Kaspersky's software might protect you against nasties on the desktop - but it doesn't seem to have done the same for the company's own servers.
A cracker by the name of “unu” has claimed that the website of anti-virus vendor Kaspersky is wide open to attack from SQL injection – and that it's possible to get a complete copy of the site's database containing personal information on the company and its customers.
As reported by The Register
on Sunday, the digital miscreant – who posted the results of his attack to website Hackers Blog
– the claim is that a simple manipulation of the URL on the usa.kaspersky.com
domain allowed for complete access to the back-end database.
With screenshots to back up his claims, it certainly looks like Kaspersky might have an embarrassing failure to secure its website – made worse by the fact that the company offers a range of security products designed to detect and prevent this sort of intrusion on their customers' servers.
The data at risk includes user information for customers of Kaspersky, details on the company's financials including lists of on-line sales, all support tickets registered on the system – both internal and external – and a list of every activation code the company has ever issued for its products.
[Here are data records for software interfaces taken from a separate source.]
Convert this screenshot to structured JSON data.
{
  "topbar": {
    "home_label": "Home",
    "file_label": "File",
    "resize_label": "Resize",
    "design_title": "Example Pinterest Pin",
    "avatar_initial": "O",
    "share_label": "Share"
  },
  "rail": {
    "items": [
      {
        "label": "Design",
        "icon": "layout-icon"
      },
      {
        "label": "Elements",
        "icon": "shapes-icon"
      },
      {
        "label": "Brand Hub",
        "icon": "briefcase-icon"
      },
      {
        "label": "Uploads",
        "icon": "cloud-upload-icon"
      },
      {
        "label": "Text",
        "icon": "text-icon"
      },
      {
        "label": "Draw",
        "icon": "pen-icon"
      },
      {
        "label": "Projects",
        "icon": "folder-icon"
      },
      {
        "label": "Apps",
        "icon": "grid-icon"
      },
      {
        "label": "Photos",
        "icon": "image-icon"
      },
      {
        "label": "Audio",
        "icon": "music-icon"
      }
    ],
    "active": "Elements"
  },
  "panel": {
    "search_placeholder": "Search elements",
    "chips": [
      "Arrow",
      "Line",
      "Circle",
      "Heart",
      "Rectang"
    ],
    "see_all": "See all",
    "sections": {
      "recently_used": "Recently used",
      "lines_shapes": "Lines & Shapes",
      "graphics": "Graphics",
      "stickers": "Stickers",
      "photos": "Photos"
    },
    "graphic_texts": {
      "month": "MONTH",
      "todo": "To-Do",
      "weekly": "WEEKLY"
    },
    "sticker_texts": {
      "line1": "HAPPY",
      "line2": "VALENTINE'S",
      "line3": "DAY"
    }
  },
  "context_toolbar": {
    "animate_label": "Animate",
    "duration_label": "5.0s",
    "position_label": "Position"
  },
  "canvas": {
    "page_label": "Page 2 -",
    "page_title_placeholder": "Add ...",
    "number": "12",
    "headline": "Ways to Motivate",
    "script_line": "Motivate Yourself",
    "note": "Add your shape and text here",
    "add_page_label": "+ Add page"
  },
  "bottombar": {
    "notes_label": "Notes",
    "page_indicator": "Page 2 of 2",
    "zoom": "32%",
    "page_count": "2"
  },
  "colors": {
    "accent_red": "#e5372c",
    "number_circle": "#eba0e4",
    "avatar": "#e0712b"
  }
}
However, it is not thought that customer's financial data – including credit card details – is stored on the same system.
The flaw is made doubly urgent as it is possible – although not yet confirmed – that a cracker using the information posted on the Hackers Blog site could plant malware in Kaspersky's website: IBM's chief security strategist Gunter Ollman worries
that “this type of critical flaw could probably be used to usurp legitimate purchases and renewals of [Kaspersky's] products – which could include the linking to malicious and backdoored versions of their software.
Kaspersky has yet to issue a statement on the claimed attack, except to say that it would be looking in to the issue as a matter of urgency.
Is this the worst possible advert for the efficacy of Kaspersky's security solutions, or does it simply reveal an embarrassing lack of routine security maintenance at the firm? Share your thoughts over in the forums